Heart disease describes a range of conditions that affect your heart. Today it seems about everything has been shown to lead to heart disease. Heart disease is a leading cause of death in women.
Of course smoking is bad for you, as is high blood pressure. There's even mounting evidence that psychosocial factors can cause heart problems. A new study demonstrates how traumatic experiences can affect vascular health and, ultimately, heart disease. The study results will be presented during The North American Menopause Society (NAMS) Annual Meeting in Philadelphia, October 11-14.
According to the American Heart Association, every minute in the US someone's mother, wife, daughter, or sister dies from a form a heart disease. To date, little research has been done to study the impact of traumatic experiences on vascular health as a precursor to heart disease. Even less work has focused on this relationship during the menopause transition when the risk of heart disease is naturally increasing, along with deteriorating endothelial function. (The endothelium is the inner lining of the heart and blood vessels.)
"These findings underscore the importance of psychosocial factors, such as trauma exposure, in the development of heart disease risk in midlife women," says Dr. Rebecca Thurston, lead author of the study from the University of Pittsburgh, School of Medicine.

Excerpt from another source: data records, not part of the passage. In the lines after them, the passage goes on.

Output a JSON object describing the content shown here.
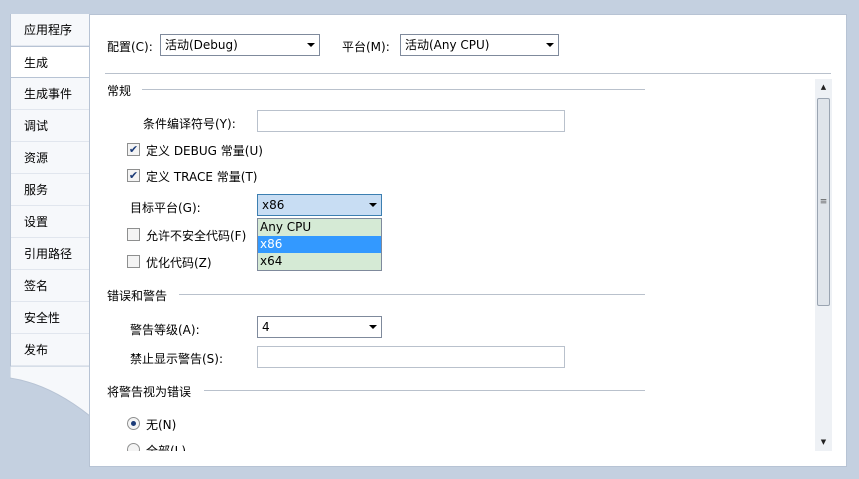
{
  "tabs": [
    {
      "label": "应用程序",
      "active": false
    },
    {
      "label": "生成",
      "active": true
    },
    {
      "label": "生成事件",
      "active": false
    },
    {
      "label": "调试",
      "active": false
    },
    {
      "label": "资源",
      "active": false
    },
    {
      "label": "服务",
      "active": false
    },
    {
      "label": "设置",
      "active": false
    },
    {
      "label": "引用路径",
      "active": false
    },
    {
      "label": "签名",
      "active": false
    },
    {
      "label": "安全性",
      "active": false
    },
    {
      "label": "发布",
      "active": false
    }
  ],
  "header": {
    "config_label": "配置(C):",
    "config_value": "活动(Debug)",
    "platform_label": "平台(M):",
    "platform_value": "活动(Any CPU)"
  },
  "general": {
    "title": "常规",
    "symbols_label": "条件编译符号(Y):",
    "symbols_value": "",
    "define_debug_label": "定义 DEBUG 常量(U)",
    "define_debug_checked": true,
    "define_trace_label": "定义 TRACE 常量(T)",
    "define_trace_checked": true,
    "target_label": "目标平台(G):",
    "target_value": "x86",
    "target_options": [
      "Any CPU",
      "x86",
      "x64"
    ],
    "target_selected": "x86",
    "unsafe_label": "允许不安全代码(F)",
    "unsafe_checked": false,
    "optimize_label": "优化代码(Z)",
    "optimize_checked": false
  },
  "errors": {
    "title": "错误和警告",
    "warning_level_label": "警告等级(A):",
    "warning_level_value": "4",
    "suppress_label": "禁止显示警告(S):",
    "suppress_value": ""
  },
  "treat_warnings": {
    "title": "将警告视为错误",
    "none_label": "无(N)",
    "none_selected": true,
    "all_label": "全部(L)",
    "all_selected": false
  },
  "colors": {
    "dropdown_bg": "#d5ead5",
    "selection": "#3399ff",
    "window_bg": "#c4d0e0"
  }
}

"Given the large percentage of postmenopausal women affected by heart disease, this is an important study that should remind healthcare providers of the need to thoroughly discuss a woman's history beyond simply asking about her physical health," says Dr. JoAnn Pinkerton, NAMS executive director."